» Task
What the task requires is each entry, restated exactly.
------ Exercise material ------
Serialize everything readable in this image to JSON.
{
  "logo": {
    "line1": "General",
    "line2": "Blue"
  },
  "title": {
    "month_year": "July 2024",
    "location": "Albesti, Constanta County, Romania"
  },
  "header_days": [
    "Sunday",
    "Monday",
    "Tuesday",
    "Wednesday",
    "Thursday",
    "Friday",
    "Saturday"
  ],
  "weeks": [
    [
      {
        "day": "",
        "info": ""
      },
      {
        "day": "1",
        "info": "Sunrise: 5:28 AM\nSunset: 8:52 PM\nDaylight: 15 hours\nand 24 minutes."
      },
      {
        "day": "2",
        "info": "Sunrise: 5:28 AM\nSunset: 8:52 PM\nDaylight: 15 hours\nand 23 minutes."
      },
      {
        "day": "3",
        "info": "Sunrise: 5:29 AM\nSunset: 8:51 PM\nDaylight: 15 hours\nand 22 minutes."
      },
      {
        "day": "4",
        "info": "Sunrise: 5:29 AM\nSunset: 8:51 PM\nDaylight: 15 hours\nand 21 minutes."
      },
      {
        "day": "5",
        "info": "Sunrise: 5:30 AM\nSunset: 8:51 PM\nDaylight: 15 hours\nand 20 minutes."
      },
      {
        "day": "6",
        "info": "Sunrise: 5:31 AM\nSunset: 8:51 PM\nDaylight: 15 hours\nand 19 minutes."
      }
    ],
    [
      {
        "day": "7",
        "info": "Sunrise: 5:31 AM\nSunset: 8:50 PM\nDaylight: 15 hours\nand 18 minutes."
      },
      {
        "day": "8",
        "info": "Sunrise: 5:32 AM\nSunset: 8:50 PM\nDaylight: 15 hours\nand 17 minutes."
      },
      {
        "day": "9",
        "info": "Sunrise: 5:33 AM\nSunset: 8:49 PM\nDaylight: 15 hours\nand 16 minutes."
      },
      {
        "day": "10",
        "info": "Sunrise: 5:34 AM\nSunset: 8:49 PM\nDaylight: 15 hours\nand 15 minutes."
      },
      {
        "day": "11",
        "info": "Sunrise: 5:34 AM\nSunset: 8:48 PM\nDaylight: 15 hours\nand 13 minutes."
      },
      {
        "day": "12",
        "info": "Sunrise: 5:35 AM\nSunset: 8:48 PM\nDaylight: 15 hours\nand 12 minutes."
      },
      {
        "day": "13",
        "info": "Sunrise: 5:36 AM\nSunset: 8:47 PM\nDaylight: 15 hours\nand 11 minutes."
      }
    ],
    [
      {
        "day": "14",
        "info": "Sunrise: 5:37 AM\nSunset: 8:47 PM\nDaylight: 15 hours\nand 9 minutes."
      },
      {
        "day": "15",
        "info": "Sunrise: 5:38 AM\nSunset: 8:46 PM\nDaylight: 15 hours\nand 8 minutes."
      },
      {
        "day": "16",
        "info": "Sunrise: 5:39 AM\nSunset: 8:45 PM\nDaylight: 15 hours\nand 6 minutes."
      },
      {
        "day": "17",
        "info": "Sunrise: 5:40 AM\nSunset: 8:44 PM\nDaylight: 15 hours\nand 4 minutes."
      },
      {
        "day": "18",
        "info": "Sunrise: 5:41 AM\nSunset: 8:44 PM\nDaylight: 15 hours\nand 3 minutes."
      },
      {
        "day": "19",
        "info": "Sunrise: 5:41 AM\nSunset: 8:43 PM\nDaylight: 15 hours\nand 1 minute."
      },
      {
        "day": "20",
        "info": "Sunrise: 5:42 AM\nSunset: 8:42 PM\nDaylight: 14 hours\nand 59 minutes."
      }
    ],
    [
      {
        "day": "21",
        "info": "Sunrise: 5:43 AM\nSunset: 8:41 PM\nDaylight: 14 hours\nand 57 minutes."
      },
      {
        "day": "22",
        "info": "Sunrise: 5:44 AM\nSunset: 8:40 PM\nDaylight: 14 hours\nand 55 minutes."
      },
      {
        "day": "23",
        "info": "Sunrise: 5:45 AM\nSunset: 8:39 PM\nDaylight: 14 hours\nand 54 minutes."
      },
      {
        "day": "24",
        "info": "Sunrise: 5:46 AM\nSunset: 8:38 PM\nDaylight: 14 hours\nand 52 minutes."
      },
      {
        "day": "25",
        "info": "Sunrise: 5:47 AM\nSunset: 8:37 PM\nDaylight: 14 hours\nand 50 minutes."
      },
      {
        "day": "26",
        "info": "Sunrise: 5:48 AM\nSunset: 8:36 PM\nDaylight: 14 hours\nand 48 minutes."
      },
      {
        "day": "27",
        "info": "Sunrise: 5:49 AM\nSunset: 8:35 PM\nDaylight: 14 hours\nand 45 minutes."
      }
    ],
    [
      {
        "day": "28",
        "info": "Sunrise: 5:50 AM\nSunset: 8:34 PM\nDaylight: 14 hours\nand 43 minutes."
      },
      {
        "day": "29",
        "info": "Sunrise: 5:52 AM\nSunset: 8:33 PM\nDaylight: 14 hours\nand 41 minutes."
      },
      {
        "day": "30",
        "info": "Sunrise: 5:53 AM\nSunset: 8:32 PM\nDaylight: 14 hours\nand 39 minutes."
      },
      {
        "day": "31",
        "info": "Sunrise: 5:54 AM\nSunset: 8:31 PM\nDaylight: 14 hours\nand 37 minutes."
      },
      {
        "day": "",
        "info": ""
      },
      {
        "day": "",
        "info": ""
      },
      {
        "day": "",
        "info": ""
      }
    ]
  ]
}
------
» Response
Serialize everything readable in this image to JSON.
{
  "logo": {
    "line1": "General",
    "line2": "Blue"
  },
  "title": {
    "month_year": "July 2024",
    "location": "Albesti, Constanta County, Romania"
  },
  "header_days": [
    "Sunday",
    "Monday",
    "Tuesday",
    "Wednesday",
    "Thursday",
    "Friday",
    "Saturday"
  ],
  "weeks": [
    [
      {
        "day": "",
        "info": ""
      },
      {
        "day": "1",
        "info": "Sunrise: 5:28 AM\nSunset: 8:52 PM\nDaylight: 15 hours\nand 24 minutes."
      },
      {
        "day": "2",
        "info": "Sunrise: 5:28 AM\nSunset: 8:52 PM\nDaylight: 15 hours\nand 23 minutes."
      },
      {
        "day": "3",
        "info": "Sunrise: 5:29 AM\nSunset: 8:51 PM\nDaylight: 15 hours\nand 22 minutes."
      },
      {
        "day": "4",
        "info": "Sunrise: 5:29 AM\nSunset: 8:51 PM\nDaylight: 15 hours\nand 21 minutes."
      },
      {
        "day": "5",
        "info": "Sunrise: 5:30 AM\nSunset: 8:51 PM\nDaylight: 15 hours\nand 20 minutes."
      },
      {
        "day": "6",
        "info": "Sunrise: 5:31 AM\nSunset: 8:51 PM\nDaylight: 15 hours\nand 19 minutes."
      }
    ],
    [
      {
        "day": "7",
        "info": "Sunrise: 5:31 AM\nSunset: 8:50 PM\nDaylight: 15 hours\nand 18 minutes."
      },
      {
        "day": "8",
        "info": "Sunrise: 5:32 AM\nSunset: 8:50 PM\nDaylight: 15 hours\nand 17 minutes."
      },
      {
        "day": "9",
        "info": "Sunrise: 5:33 AM\nSunset: 8:49 PM\nDaylight: 15 hours\nand 16 minutes."
      },
      {
        "day": "10",
        "info": "Sunrise: 5:34 AM\nSunset: 8:49 PM\nDaylight: 15 hours\nand 15 minutes."
      },
      {
        "day": "11",
        "info": "Sunrise: 5:34 AM\nSunset: 8:48 PM\nDaylight: 15 hours\nand 13 minutes."
      },
      {
        "day": "12",
        "info": "Sunrise: 5:35 AM\nSunset: 8:48 PM\nDaylight: 15 hours\nand 12 minutes."
      },
      {
        "day": "13",
        "info": "Sunrise: 5:36 AM\nSunset: 8:47 PM\nDaylight: 15 hours\nand 11 minutes."
      }
    ],
    [
      {
        "day": "14",
        "info": "Sunrise: 5:37 AM\nSunset: 8:47 PM\nDaylight: 15 hours\nand 9 minutes."
      },
      {
        "day": "15",
        "info": "Sunrise: 5:38 AM\nSunset: 8:46 PM\nDaylight: 15 hours\nand 8 minutes."
      },
      {
        "day": "16",
        "info": "Sunrise: 5:39 AM\nSunset: 8:45 PM\nDaylight: 15 hours\nand 6 minutes."
      },
      {
        "day": "17",
        "info": "Sunrise: 5:40 AM\nSunset: 8:44 PM\nDaylight: 15 hours\nand 4 minutes."
      },
      {
        "day": "18",
        "info": "Sunrise: 5:41 AM\nSunset: 8:44 PM\nDaylight: 15 hours\nand 3 minutes."
      },
      {
        "day": "19",
        "info": "Sunrise: 5:41 AM\nSunset: 8:43 PM\nDaylight: 15 hours\nand 1 minute."
      },
      {
        "day": "20",
        "info": "Sunrise: 5:42 AM\nSunset: 8:42 PM\nDaylight: 14 hours\nand 59 minutes."
      }
    ],
    [
      {
        "day": "21",
        "info": "Sunrise: 5:43 AM\nSunset: 8:41 PM\nDaylight: 14 hours\nand 57 minutes."
      },
      {
        "day": "22",
        "info": "Sunrise: 5:44 AM\nSunset: 8:40 PM\nDaylight: 14 hours\nand 55 minutes."
      },
      {
        "day": "23",
        "info": "Sunrise: 5:45 AM\nSunset: 8:39 PM\nDaylight: 14 hours\nand 54 minutes."
      },
      {
        "day": "24",
        "info": "Sunrise: 5:46 AM\nSunset: 8:38 PM\nDaylight: 14 hours\nand 52 minutes."
      },
      {
        "day": "25",
        "info": "Sunrise: 5:47 AM\nSunset: 8:37 PM\nDaylight: 14 hours\nand 50 minutes."
      },
      {
        "day": "26",
        "info": "Sunrise: 5:48 AM\nSunset: 8:36 PM\nDaylight: 14 hours\nand 48 minutes."
      },
      {
        "day": "27",
        "info": "Sunrise: 5:49 AM\nSunset: 8:35 PM\nDaylight: 14 hours\nand 45 minutes."
      }
    ],
    [
      {
        "day": "28",
        "info": "Sunrise: 5:50 AM\nSunset: 8:34 PM\nDaylight: 14 hours\nand 43 minutes."
      },
      {
        "day": "29",
        "info": "Sunrise: 5:52 AM\nSunset: 8:33 PM\nDaylight: 14 hours\nand 41 minutes."
      },
      {
        "day": "30",
        "info": "Sunrise: 5:53 AM\nSunset: 8:32 PM\nDaylight: 14 hours\nand 39 minutes."
      },
      {
        "day": "31",
        "info": "Sunrise: 5:54 AM\nSunset: 8:31 PM\nDaylight: 14 hours\nand 37 minutes."
      },
      {
        "day": "",
        "info": ""
      },
      {
        "day": "",
        "info": ""
      },
      {
        "day": "",
        "info": ""
      }
    ]
  ]
}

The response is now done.